Infotainment platforms: MyTouch, MyLink, MyGIG, MyCOMAND, ConnectedDrive, Entune: the OEMs are definitely doing it. Garmin's doing it, Microsoft's doing it, Harman's doing it. DVDs, MP3s, nav systems. Everybody's doing something. Let's keep it up, people. I loves the infotainment.
Gesture control: The 2013 Ford Escape's got a feature that lets you swipe your foot along the underside of the rear end to open the tailgate, as long as the key is on you. Mercedes' Dynamic & Intuitive Control Experience (DICE) lets your pretend you're in Minority Report. Hard to grade, given that some seem genius, while others seem like the ill-conceived wet dreams of German engineers. I'm just waiting for thought control. In concept, super cool. In practice? I'm withholding judgment.
Around-view camera: Love. I actually know a man who killed his own toddler. Following an acrimonious argument with his wife, he slammed out of the house, got into his car, and slammed it into reverse - and his bike-riding 2-yr-old. Can you even fathom that? Tragically, it's not that uncommon; in fact, the development of rearview cameras coincides with the increase in so-called "backover" fatalities (which, not coincidentally, coincides with the surging popularity of giant SUVs). Around-view is the next step in their evolution. If there's an argument against them, I can't imagine what it is.
Centre airbags: GMC is pioneering the centre airbags in its 2013 Acadia. The bag deploys from the inboard side of the driver's seat in the event of a far-side collision. I'm not against these, but it does seem like maybe the safety R & D department just got all loopy in a meeting and, since they couldn't figure out how to bubble-wrap the passengers just figured, "Hey, I know! Let's stick another airbag in it!" GM says their analysis of NHTSA's data told them that far-side impact crashes accounted for 11% of belted front-seat occupant fatalities in non-roller incidents between 2004 and 2009, which does sound unpleasant. I'm sure someone will save themselves a dire injury by colliding with it instead of their spouse's thick head, but I just can't get excited about it, and truthfully, would never pay a penny extra for it.
Stop & Go: Annoying? Mostly, yes. Although every manufacturer would tell you that their system is "undetectable" (I'd be willing to lay odd that nine in 10 of them use that exact word in their press releases), I have yet to encounter one that actually is. In normal city driving, they're a pain. But in gridlock, I can certainly see their usefulness. And it can save up to 10% in fuel. Much like the centre airbag, it seems like a good idea, but I'm still not that excited. My colleague Mathieu St-Pierre just wrote that it should be standard equipment by 2014, like a steering wheel or wipers. Then again, Matt thinks traction control makes you stupid, so let's take that with a grain of salt.

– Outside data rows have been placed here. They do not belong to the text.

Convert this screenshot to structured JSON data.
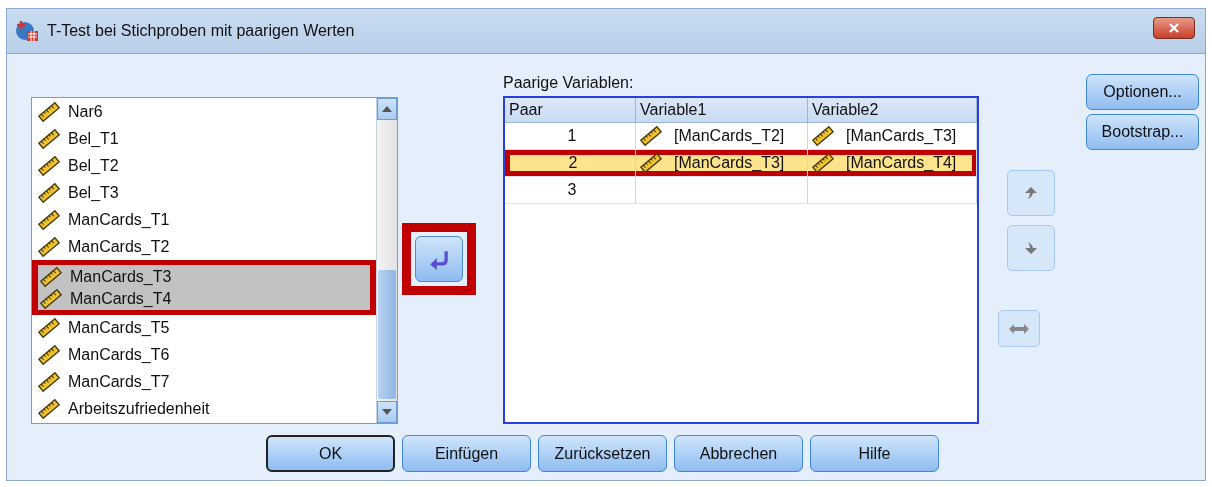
{
  "window": {
    "title": "T-Test bei Stichproben mit paarigen Werten"
  },
  "source_list": {
    "items": [
      {
        "name": "Nar6",
        "kind": "scale",
        "selected": false,
        "highlighted": false
      },
      {
        "name": "Bel_T1",
        "kind": "scale",
        "selected": false,
        "highlighted": false
      },
      {
        "name": "Bel_T2",
        "kind": "scale",
        "selected": false,
        "highlighted": false
      },
      {
        "name": "Bel_T3",
        "kind": "scale",
        "selected": false,
        "highlighted": false
      },
      {
        "name": "ManCards_T1",
        "kind": "scale",
        "selected": false,
        "highlighted": false
      },
      {
        "name": "ManCards_T2",
        "kind": "scale",
        "selected": false,
        "highlighted": false
      },
      {
        "name": "ManCards_T3",
        "kind": "scale",
        "selected": true,
        "highlighted": true
      },
      {
        "name": "ManCards_T4",
        "kind": "scale",
        "selected": true,
        "highlighted": true
      },
      {
        "name": "ManCards_T5",
        "kind": "scale",
        "selected": false,
        "highlighted": false
      },
      {
        "name": "ManCards_T6",
        "kind": "scale",
        "selected": false,
        "highlighted": false
      },
      {
        "name": "ManCards_T7",
        "kind": "scale",
        "selected": false,
        "highlighted": false
      },
      {
        "name": "Arbeitszufriedenheit",
        "kind": "scale",
        "selected": false,
        "highlighted": false
      }
    ]
  },
  "transfer_button": {
    "highlighted": true
  },
  "paired_variables": {
    "label": "Paarige Variablen:",
    "columns": [
      "Paar",
      "Variable1",
      "Variable2"
    ],
    "rows": [
      {
        "pair": "1",
        "variable1": "[ManCards_T2]",
        "variable2": "[ManCards_T3]",
        "selected": false,
        "highlighted": false
      },
      {
        "pair": "2",
        "variable1": "[ManCards_T3]",
        "variable2": "[ManCards_T4]",
        "selected": true,
        "highlighted": true
      },
      {
        "pair": "3",
        "selected": false,
        "highlighted": false
      }
    ]
  },
  "move_buttons": [
    {
      "kind": "up"
    },
    {
      "kind": "down"
    },
    {
      "kind": "swap"
    }
  ],
  "side_buttons": [
    {
      "label": "Optionen..."
    },
    {
      "label": "Bootstrap..."
    }
  ],
  "buttons": [
    {
      "label": "OK",
      "default": true
    },
    {
      "label": "Einfügen",
      "default": false
    },
    {
      "label": "Zurücksetzen",
      "default": false
    },
    {
      "label": "Abbrechen",
      "default": false
    },
    {
      "label": "Hilfe",
      "default": false
    }
  ]
}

Blindspot and lane departure warnings: Ah, the nanny techs. I think we need them for society's buffoons, but that I personally don't need them. Just as, I'm sure, most of the buffoons think. Owing to the vagaries of car design, not to mention people-design, I'm more for than against. I've driven cars that I thought had a big blind spot thanks to some wide pillars, only to read that a colleague thinks the car has the best visibility ever - we're significantly different heights whose shoulder-checks garner significantly different intelligence recon. Just let us turn them off if we want to, and I say go for it.
Overall, there may be some iffy R & D money going down the drain, but it's sure as heck a good time to be alive for us gadget freaks.